What have you been up to this summer?
After Verbier, I came home, took JT's advice3, and headed to Lodi, Calif., to start the journey into BASE Jumping. It's been a crazy experience. Skydiving is a blast and has been a great learning experience for me. I've also been spending a lot of time flipping around this summer in hopes of being able to incorporate tricks into the gnarly FWT venues. Really trying to work on that to bring my past style of skiing into my new style.
You used to ski a lot in the park4, are you doing that anymore or just sending backflips off every cliff you see?
I love to slide rails still and play on the jumps. I don't get to shred the park as often as I like, but any rainy, cloudy, icy day I will be there. I've got to make sure I've still got the 270s and the mute grab dialed. But I feel more comfortable in the backcountry nowadays. I love to do backflips5 -- I don't know what it is about them, but they just feel so funny.
Anyone you'd like to thank?
My mom6 is a trooper and an amazing woman, I put the poor lady through a lot of worry and she sticks by me no matter what. My dad for all the encouragement and of course all my sponsors: Lib Tech NAS, Bolle, UnofficialSquaw.com, Porters Tahoe, Sessions, Full Tilt, and the best ski resort in the world, Squaw Valley USA. And of course the Red Squirrel!
1 Says Scott Gaffney: "Timy is the epitome of positivity when you're skiing. I don't know how many times he told me he was stoked just to be out there while we were filming last winter. On top of that, the kid's got a great sense of humor. He's fun as hell to be around."

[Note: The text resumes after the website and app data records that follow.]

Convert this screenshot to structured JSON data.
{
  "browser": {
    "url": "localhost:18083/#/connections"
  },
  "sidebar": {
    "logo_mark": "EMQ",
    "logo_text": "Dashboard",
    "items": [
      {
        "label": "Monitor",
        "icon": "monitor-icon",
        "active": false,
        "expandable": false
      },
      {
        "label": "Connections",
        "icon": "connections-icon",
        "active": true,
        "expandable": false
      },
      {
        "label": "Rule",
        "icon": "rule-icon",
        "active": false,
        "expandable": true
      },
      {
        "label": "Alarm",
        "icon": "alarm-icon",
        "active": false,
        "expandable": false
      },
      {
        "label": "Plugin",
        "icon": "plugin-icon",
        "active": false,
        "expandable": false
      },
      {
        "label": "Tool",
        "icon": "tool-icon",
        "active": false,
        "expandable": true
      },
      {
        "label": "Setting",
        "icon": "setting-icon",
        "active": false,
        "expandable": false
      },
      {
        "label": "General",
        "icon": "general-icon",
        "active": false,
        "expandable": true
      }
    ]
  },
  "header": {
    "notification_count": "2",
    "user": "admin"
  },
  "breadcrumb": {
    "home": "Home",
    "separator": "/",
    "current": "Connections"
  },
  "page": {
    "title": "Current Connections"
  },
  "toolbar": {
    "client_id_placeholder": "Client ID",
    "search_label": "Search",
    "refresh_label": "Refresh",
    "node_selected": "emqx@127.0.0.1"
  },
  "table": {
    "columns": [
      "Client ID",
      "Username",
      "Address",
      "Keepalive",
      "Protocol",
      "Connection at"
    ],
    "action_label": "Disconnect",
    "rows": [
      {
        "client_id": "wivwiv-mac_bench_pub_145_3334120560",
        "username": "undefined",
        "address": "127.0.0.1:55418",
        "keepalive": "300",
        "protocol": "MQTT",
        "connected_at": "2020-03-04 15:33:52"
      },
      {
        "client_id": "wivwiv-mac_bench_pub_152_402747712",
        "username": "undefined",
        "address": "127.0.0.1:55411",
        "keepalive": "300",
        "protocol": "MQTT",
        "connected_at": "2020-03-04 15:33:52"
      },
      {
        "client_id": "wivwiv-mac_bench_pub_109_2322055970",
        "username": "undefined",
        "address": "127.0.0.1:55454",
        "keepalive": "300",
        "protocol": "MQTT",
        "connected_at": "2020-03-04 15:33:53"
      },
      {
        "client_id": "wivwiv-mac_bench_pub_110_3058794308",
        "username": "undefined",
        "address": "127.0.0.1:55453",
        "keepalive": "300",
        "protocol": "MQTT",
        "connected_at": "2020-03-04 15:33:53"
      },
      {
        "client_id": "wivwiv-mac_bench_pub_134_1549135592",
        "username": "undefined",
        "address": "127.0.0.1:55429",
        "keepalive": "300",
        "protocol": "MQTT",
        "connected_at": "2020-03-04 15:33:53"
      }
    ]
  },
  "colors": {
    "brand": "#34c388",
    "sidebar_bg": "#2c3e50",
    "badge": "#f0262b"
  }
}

2 Says JT Holmes: "The kid has confidence, without arrogance in the mountains. He has done his time, from winning comps to spending his last pennies taking guide courses in Alaska. It's nice to see him rising to the top of the ski world."
3 JT Holmes on Dutton's learning to BASE-jump: "Timy approaches skydiving and base-jumping patiently and with a deep respect. Not ignoring the fundamentals or taking dangerous shortcuts as so many others do. It is a pleasure to mentor him and we laugh hard in the air together. Timy has restored the bug for ski BASE-jumping within me, that naturally, had faded out since March 26, 2009. It is going to be a fun winter. I have found my new wingman."
4 Says Cody Townsend: "I used to watch Timy in the park throwing stylie cork 7s off 100-foot table tops. After he won the first two big mountain comps he ever entered I realized Timy could be one of the most versatile up and coming skiers out there."
5 Dutton's Twitter name? TimyBackFlips. "He just loves laying out fat backflips," says Scott Gaffney. "They look so effortless and casual."
6 Says Tim's mom: "Of course I'm going to worry. Both my sons have really dangerous jobs (Tim's brother is a firefighter in Brooklyn), but seeing him succeed at what he does far outweighs the fears I might have. I just think it's a once in a lifetime experience that he absolutely has to pursue. He needs to ride this wave while he's on it."